**Exercise**
Every line containing the string "JSON" should be returned from the records.

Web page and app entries
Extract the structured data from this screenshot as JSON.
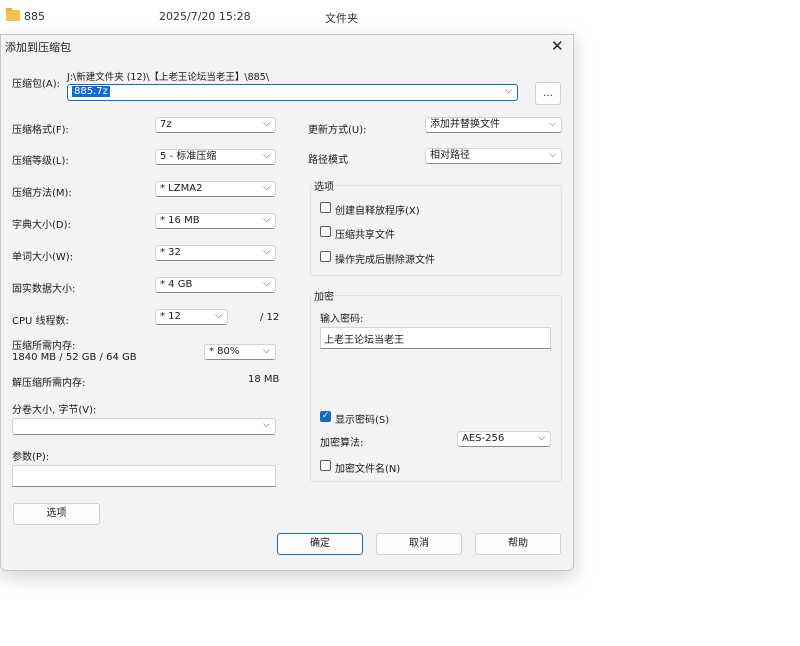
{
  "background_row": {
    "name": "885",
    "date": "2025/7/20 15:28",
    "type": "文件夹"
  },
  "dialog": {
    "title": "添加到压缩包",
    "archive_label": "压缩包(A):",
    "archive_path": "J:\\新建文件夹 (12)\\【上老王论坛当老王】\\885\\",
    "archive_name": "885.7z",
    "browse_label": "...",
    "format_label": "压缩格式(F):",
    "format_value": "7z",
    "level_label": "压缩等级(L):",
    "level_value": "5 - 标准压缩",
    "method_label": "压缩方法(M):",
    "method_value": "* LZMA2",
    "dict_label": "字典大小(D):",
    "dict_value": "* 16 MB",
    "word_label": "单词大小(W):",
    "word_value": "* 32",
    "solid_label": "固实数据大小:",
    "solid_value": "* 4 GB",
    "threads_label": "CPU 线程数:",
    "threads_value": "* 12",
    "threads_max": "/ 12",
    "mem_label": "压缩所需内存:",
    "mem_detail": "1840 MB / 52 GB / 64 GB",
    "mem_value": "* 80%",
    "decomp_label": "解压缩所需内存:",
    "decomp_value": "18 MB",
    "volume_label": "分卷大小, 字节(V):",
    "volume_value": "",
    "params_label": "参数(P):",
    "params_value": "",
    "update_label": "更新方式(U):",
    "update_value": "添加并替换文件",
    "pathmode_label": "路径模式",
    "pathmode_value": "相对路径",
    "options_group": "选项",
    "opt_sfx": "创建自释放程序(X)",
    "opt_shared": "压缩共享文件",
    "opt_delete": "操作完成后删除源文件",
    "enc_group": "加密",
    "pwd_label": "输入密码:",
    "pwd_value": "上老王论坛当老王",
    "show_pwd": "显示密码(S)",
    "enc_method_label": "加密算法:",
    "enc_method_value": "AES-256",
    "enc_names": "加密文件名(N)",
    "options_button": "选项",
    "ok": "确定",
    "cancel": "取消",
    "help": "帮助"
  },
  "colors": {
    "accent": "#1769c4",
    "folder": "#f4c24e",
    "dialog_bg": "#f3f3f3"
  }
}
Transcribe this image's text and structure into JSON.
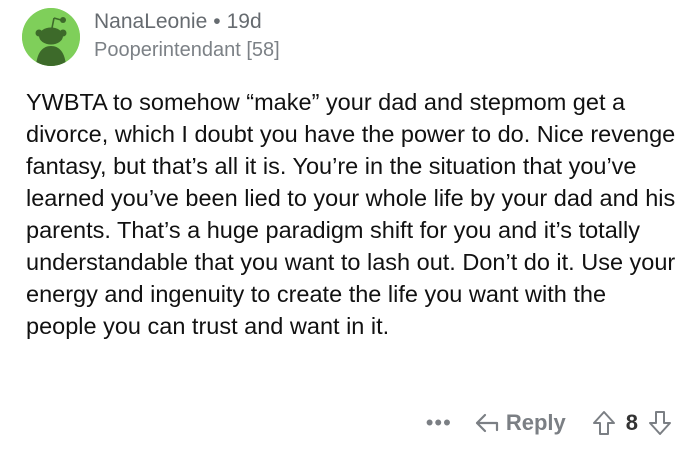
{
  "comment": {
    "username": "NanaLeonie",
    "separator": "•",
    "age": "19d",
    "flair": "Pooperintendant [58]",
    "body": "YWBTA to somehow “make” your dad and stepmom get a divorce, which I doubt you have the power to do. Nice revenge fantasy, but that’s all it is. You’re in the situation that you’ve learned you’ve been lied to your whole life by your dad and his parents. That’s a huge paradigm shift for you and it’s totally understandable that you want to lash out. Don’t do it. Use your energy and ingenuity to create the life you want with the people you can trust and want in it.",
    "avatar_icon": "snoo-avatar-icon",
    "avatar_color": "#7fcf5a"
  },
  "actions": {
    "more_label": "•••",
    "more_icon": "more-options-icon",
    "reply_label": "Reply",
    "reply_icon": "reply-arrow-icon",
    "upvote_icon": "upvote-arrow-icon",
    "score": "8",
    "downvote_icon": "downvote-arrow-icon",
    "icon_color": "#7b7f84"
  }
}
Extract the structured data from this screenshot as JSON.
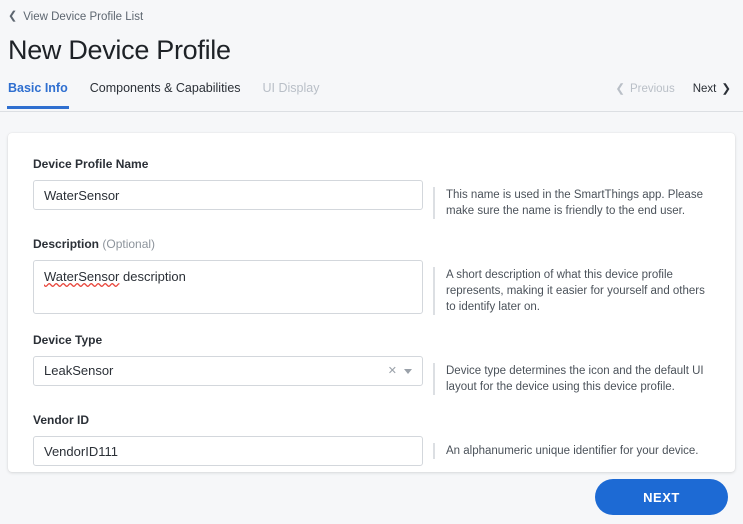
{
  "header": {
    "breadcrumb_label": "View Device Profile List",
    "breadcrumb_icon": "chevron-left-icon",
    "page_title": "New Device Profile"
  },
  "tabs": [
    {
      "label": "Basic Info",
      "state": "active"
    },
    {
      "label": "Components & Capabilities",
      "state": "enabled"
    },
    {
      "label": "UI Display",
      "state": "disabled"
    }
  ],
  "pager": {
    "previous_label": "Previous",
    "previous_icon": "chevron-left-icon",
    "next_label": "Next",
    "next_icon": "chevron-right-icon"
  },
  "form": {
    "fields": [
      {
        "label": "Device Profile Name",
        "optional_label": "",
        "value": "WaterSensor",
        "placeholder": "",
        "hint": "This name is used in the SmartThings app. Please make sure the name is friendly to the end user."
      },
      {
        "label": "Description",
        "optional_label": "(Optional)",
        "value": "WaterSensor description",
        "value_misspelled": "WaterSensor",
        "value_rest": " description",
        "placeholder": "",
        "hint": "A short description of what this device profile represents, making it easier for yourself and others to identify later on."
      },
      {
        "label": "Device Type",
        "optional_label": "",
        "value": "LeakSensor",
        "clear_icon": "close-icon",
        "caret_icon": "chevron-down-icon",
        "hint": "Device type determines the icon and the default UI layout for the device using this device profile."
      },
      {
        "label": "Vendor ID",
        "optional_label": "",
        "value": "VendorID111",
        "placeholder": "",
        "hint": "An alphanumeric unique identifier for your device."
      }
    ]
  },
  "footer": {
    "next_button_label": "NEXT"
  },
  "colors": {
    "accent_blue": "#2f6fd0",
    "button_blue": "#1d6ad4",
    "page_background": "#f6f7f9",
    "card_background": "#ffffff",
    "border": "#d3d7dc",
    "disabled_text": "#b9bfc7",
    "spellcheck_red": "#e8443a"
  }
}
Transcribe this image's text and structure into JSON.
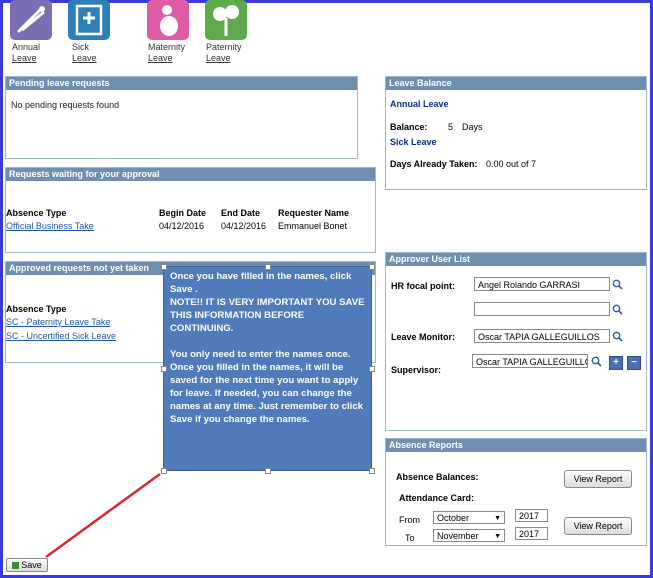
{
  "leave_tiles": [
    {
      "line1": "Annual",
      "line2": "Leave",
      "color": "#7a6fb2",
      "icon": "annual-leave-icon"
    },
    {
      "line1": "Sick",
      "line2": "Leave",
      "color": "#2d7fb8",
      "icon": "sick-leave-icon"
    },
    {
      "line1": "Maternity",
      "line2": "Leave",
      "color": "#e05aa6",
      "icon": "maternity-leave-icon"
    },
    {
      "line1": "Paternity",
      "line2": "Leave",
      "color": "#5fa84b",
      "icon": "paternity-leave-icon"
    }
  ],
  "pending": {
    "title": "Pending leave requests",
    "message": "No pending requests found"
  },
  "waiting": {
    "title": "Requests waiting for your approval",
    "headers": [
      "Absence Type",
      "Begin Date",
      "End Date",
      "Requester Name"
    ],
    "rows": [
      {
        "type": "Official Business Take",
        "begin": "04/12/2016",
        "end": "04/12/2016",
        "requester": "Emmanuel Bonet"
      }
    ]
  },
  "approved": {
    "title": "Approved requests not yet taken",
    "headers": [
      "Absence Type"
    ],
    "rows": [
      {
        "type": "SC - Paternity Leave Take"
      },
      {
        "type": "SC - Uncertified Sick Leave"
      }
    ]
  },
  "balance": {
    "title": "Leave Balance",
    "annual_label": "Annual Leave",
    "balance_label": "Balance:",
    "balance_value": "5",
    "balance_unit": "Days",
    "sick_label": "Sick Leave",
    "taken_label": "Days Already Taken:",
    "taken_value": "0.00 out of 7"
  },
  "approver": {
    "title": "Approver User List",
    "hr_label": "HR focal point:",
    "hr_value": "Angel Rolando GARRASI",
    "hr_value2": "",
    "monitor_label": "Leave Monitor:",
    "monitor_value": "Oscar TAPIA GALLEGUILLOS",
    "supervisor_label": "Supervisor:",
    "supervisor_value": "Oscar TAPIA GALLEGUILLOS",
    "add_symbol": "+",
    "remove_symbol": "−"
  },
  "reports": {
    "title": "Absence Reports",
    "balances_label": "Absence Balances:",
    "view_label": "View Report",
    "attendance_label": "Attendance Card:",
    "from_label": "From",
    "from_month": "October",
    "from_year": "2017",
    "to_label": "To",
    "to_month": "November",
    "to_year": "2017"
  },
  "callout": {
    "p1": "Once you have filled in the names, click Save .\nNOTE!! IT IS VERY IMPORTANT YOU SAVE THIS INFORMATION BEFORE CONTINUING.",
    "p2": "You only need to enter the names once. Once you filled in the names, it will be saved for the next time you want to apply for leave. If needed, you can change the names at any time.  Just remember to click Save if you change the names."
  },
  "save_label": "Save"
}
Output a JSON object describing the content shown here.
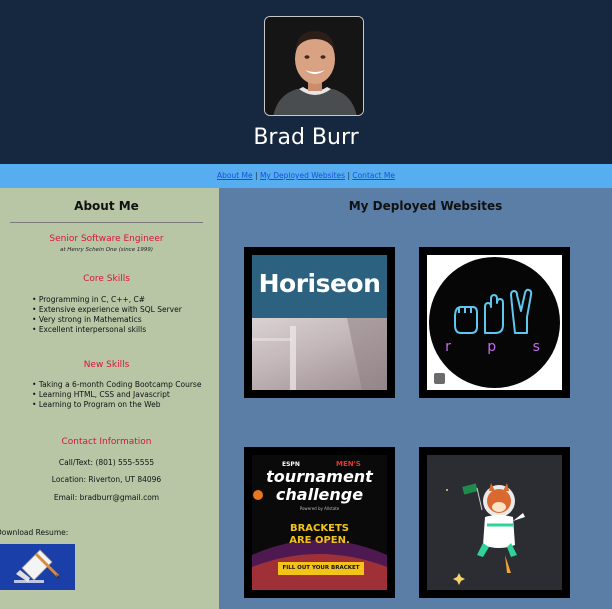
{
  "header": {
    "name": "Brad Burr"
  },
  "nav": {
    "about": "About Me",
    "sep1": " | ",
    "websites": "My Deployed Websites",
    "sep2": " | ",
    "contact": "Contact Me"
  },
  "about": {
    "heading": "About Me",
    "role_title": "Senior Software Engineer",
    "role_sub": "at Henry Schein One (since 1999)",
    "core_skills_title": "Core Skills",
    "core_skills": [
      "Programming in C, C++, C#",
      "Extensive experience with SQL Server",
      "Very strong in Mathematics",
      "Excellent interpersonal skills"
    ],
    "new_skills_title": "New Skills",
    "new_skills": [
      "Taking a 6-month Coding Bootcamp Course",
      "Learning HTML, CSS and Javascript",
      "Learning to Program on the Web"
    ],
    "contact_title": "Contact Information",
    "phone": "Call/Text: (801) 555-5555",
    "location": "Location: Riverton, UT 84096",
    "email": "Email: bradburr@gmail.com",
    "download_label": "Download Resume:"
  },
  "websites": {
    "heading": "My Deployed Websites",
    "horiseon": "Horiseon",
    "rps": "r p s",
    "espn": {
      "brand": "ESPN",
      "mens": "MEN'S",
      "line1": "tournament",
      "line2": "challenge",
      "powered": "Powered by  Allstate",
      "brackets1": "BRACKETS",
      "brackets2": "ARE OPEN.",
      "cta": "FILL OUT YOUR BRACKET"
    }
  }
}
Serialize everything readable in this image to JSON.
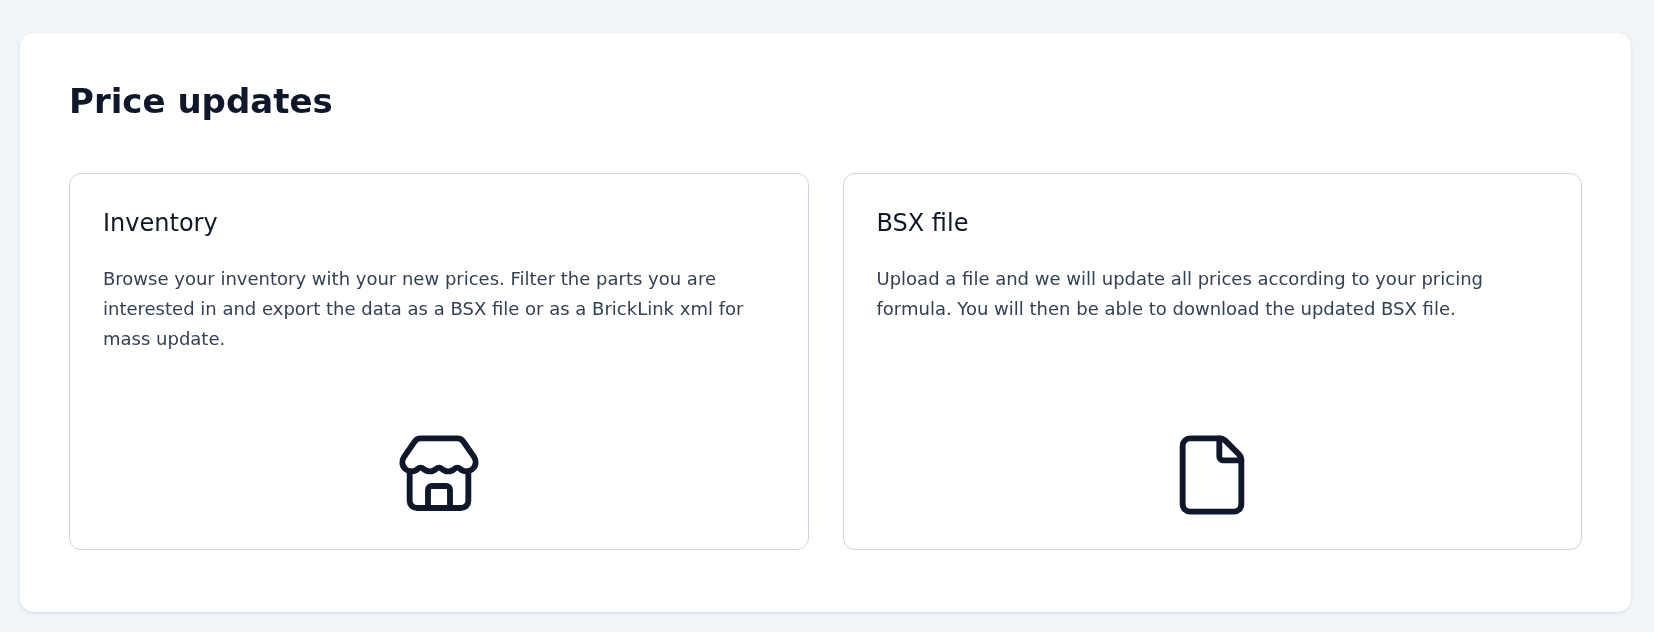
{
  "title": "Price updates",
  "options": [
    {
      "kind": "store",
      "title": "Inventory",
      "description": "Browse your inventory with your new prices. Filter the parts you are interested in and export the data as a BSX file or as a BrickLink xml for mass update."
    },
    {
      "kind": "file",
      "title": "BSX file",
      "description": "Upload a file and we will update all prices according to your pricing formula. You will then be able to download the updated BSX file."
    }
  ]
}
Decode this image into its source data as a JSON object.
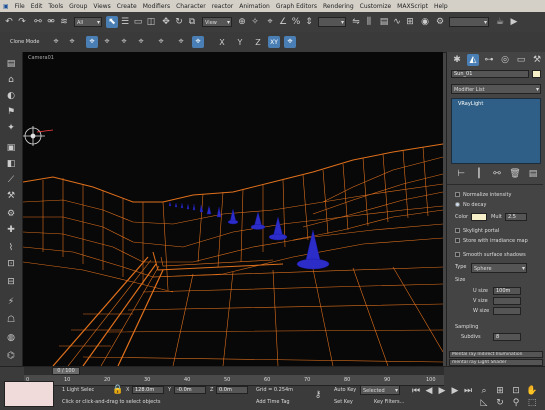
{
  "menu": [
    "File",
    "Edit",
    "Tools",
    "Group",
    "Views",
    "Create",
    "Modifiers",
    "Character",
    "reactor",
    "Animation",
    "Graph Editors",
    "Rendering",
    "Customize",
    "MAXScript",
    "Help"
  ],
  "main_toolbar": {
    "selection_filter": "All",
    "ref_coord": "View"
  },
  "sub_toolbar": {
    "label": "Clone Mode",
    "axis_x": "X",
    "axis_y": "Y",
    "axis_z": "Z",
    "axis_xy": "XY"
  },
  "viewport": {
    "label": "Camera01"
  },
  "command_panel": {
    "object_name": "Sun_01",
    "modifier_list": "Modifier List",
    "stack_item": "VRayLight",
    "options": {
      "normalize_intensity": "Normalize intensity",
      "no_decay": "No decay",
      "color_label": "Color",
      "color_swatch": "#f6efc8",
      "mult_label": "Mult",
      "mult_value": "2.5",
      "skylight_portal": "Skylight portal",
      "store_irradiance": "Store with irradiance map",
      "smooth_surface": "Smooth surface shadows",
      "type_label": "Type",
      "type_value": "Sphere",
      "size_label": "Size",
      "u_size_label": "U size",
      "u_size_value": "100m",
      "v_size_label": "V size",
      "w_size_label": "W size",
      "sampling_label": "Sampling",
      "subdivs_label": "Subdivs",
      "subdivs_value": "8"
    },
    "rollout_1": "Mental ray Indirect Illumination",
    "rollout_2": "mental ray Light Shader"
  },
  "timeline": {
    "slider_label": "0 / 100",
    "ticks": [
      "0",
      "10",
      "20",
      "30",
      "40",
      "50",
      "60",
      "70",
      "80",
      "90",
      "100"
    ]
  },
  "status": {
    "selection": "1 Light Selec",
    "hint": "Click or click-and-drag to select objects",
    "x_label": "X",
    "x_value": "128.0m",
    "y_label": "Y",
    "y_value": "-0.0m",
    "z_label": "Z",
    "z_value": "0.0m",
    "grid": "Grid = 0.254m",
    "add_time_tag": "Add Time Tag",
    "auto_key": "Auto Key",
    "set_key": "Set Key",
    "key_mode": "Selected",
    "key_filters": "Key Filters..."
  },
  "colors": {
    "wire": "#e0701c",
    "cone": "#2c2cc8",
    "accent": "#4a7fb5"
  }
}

**Answer to this task**
Extract the structured data from this screenshot as JSON.
Transcribe this image's text and structure into JSON.
Extract the structured data from this screenshot as JSON.
Transcribe this image's text and structure into JSON.
Output a JSON object describing the content shown here.
Serialize everything readable in this image to JSON.
Decode this image into its source data as a JSON object.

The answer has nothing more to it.